Read Luke 12:13-21 (NIV): Someone in the crowd said to him, “Teacher, tell my brother to divide the inheritance with me.” 14 Jesus replied, “Man, who appointed me a judge or an arbiter between you?” 15 Then he said to them, “Watch out! Be on your guard against all kinds of greed; a man’s life does not consist in the abundance of his possessions.” 16 And he told them this parable: “The ground of a certain rich man produced a good crop. 17 He thought to himself, ‘What shall I do? I have no place to store my crops.’ 18 “Then he said, ‘This is what I’ll do. I will tear down my barns and build bigger ones, and there I will store all my grain and my goods. 19 And I’ll say to myself, “You have plenty of good things laid up for many years. Take life easy; eat, drink and be merry.”’ 20 “But God said to him, ‘You fool! This very night your life will be demanded from you. Then who will get what you have prepared for yourself?’ 21 “This is how it will be with anyone who stores up things for himself but is not rich toward God.”
Questions to Consider
- How does Jesus describe the method by which this man became successful (verse 16)? What does this tell us about success?
- Why does God call this remarkably successful man a “fool”?
- What does it mean to be “rich toward God” (c.f. Luke 12:31-33)?
- Jesus says, “The ground of a certain rich man produced a great crop.” While this rich man seems to think that he has engineered his own success, we can tell from Jesus’s language that this crop came by the grace of God. God created the land and everything on it. Everything we have is by the grace of God.
- While the rich man in Jesus’s parable would have been considered a success by this world, God calls him a fool because his investment horizon was far too short. Instead of investing in (and for) eternity, he had invested in things that would not last. The reality is that while we may have some fifty, sixty, seventy years in this life, we will have billions upon billions upon billions of years after this life with God. Wise people have a proper investment horizon!

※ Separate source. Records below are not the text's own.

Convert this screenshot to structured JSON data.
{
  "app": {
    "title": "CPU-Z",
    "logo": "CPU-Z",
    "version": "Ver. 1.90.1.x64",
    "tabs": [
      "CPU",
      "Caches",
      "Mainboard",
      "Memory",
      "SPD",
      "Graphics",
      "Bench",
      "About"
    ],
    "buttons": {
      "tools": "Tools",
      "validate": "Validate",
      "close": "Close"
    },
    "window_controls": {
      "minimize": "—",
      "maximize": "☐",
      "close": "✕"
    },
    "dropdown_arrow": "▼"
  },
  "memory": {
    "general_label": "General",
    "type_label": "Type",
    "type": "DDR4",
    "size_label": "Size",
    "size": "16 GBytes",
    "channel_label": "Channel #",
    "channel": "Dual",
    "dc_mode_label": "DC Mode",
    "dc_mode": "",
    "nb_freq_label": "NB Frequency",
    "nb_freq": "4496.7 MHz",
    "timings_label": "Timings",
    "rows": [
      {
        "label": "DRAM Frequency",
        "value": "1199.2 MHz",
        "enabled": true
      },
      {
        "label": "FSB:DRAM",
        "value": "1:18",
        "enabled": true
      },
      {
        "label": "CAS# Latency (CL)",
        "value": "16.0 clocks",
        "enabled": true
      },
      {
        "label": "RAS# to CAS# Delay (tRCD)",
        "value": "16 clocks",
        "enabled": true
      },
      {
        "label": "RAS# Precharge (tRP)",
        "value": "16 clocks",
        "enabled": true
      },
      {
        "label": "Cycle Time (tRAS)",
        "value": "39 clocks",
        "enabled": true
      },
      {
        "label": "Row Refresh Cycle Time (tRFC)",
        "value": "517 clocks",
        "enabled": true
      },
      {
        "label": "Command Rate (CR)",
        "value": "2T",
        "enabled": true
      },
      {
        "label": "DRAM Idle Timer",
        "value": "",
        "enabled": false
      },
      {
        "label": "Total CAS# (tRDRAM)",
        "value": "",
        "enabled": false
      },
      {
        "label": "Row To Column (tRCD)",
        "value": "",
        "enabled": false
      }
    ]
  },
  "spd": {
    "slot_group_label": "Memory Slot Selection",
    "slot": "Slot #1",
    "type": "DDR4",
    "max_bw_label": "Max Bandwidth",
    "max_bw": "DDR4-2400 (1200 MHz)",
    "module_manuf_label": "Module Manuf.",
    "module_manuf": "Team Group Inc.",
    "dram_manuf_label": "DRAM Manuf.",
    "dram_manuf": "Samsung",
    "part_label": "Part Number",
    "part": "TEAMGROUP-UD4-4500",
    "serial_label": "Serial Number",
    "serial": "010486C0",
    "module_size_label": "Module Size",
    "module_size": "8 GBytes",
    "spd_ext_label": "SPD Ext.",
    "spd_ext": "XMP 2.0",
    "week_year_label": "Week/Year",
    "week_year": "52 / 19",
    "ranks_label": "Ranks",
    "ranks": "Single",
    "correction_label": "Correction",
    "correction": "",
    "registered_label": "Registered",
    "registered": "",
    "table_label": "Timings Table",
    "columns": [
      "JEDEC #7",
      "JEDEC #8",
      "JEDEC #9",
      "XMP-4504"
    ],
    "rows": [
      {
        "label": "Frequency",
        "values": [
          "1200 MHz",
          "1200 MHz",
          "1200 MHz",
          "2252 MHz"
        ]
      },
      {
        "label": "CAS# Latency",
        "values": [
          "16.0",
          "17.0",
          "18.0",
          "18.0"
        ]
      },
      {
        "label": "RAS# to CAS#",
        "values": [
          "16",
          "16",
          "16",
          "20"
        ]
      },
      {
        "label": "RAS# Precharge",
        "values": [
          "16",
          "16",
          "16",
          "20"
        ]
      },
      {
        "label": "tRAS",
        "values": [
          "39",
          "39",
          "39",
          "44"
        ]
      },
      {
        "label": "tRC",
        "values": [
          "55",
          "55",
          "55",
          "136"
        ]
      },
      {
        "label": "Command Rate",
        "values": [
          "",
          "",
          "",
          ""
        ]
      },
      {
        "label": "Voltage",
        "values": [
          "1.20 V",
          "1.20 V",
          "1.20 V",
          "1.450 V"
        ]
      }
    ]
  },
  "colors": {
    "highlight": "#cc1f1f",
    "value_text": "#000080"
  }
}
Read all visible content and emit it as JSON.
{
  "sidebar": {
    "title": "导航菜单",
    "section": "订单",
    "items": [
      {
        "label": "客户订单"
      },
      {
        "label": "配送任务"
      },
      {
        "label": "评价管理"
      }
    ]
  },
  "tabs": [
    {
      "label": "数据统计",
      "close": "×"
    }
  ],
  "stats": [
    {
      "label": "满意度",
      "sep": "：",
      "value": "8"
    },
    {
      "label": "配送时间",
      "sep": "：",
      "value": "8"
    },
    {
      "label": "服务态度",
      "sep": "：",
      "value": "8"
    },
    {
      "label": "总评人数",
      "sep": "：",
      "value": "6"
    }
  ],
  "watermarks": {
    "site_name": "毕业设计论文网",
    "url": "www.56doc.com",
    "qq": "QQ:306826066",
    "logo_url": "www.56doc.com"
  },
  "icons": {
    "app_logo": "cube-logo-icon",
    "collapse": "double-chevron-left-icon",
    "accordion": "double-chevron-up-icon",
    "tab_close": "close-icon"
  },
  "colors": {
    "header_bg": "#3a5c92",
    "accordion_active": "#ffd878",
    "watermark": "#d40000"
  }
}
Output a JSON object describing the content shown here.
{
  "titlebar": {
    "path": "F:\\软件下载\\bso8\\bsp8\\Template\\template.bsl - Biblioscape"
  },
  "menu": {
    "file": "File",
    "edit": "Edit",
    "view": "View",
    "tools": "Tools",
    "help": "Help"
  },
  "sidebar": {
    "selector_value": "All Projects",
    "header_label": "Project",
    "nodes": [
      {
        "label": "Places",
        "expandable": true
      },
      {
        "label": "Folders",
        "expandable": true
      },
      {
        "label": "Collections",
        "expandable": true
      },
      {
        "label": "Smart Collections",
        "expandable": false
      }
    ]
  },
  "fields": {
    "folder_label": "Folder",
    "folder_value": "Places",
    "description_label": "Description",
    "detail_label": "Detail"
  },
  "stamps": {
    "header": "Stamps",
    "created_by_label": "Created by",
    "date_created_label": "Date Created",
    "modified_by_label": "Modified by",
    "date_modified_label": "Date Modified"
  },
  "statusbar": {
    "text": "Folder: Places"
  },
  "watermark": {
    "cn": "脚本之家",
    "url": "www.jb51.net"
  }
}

- Immediately following the parable of the rich fool, Jesus explains that his followers do not have to worry for they have a Father in heaven who knows what they need and will provide for them. Instead, they are to “seek God’s kingdom” (verse 31) and “sell [their] possessions and give to the poor” (verse 33). These summary statements tell us that a life “rich to God” means investing the resources God has given to us in kingdom projects. Using our resources only on ourselves is foolish short-term thinking. Using our resources so that God’s will would be done in our communities and among our neighbors is wise long-term thinking.
Where is your focus these days? Are you able to see the bigger picture? As you journal tonight, confess the ways that you are focusing upon yourself rather than upon God. If you have been envious of someone, confess that envy to God and ask for his provision and perspective.